You may have heard about the case of sabotage at the Tour de France this weekend, when the race was disrupted by someone who hurled hundreds of carpet tacks across the road. How the cyclists responded to the sabotage is instructive for the student of honor.

Essentially, what happened was this: the tacks caused havoc as the lead riders had to stop to switch out wheels or whole bikes. The most notable victim was defending champion Cadel Evans, who lost about two minutes. The lead British cyclist and one of Evans’ main rivals this year, Bradley Wiggins (on Team Sky), ordered his team to slow for Evans. He even managed, with considerable success, to direct the lead group (or peloton) of cyclists, composed of various teams, to wait for Evans as well. Evans eventually did catch up, and the standings after that stage were left mostly unchanged.

Here’s a quote from the Guardian on the event. It demonstrates that honor was very much at the forefront of Wiggins’ reasoning:

Cycling’s complex etiquette contains an unwritten rule that riders in contention for a race win should not be penalised for sheer misfortune. Wiggins, who suffered a puncture of his own, took immediate steps to control the peloton’s pace, ensuring that the group waited for Evans and allowing the other sufferers from punctures to catch up and ride in to the finish together.

“I just thought it was the honourable thing to do,” he said. “No one wants to benefit from someone else’s misfortune. There’s nothing to stop that sort of thing happening, whether it was aimed at someone in particular or not. It’s the sort of thing we have to put up with as cyclists. People sometimes take for granted how close they can get to us. If it happened at a football ground, there would be arrests.”

There was the sternness of an old-fashioned Tour patron in his rebuke to the young Frenchman Pierre Rolland, the only one to ride away from the peloton and seize the opportunity for a lone attack before being absorbed back into the bunch, where he was received with coolness.

“I thought that was a bit uncouth,” Wiggins said. “The gap was 17 minutes, we’d all been up a climb that was really tough, a lot of people had punctured and the race was over. Only he would know why he did it. It didn’t seem an honourable thing to do.” Rolland later claimed he had not known about the punctures.

Sunday’s story reminded me of a couple cases of “Tour honor” a decade or so ago: in 2001, Jan Ullrich, Lance Armstrong’s greatest rival, lost control and fell into a ditch. Armstrong slowed for him to catch up. The following year, Armstrong collided with a spectator and Ullrich returned the favor.

So what does this say about honor? One takeaway is that the type of honor being referenced here is a type that concerns competition. This is not the honor of selflessness, dutifulness, and integrity one associates with military officers and boy scouts. This is an instance rather of the sporting, “aristocratic” honor more suggestive of warrior-aristocratic-athletic tradition.
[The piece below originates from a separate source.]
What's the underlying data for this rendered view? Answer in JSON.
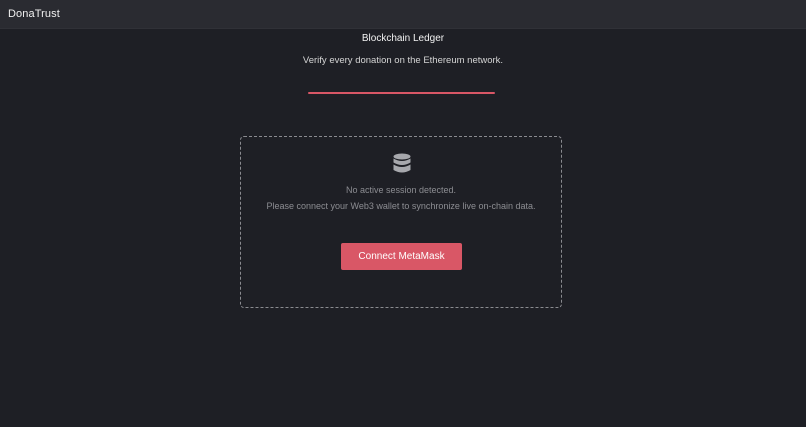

Aristocratic honor is about a competition for prestige—the whole point is to sort out “who’s the better man.” Since competitive excellence cannot be discovered unless the competition is fair, honorable competitors on this variety of honor are constantly making an effort to deal fairly with their opponents and rivals, whom they see as respectable peers and as the source of the very prestige they covet.

Second, cases of honor at the Tour demonstrate that the fairness honor demands is self-imposed by the honor-group itself. I do not follow the sport, but it seems that most top cyclists break the sport’s anti-doping regulations. And yet they clearly are not “cheaters,” since, as the above stories demonstrate, most cyclists are willing to disadvantage themselves more rigorously, to maintain fairness, than what the rules require. Presumably, the thought is that everyone dopes, so it’s fair to dope. On the other hand, not everyone gets hit by spectators or suffers from sabotage and freak events. In that case, the athletes themselves must adjust to keep things fair. This makes perfect sense to me.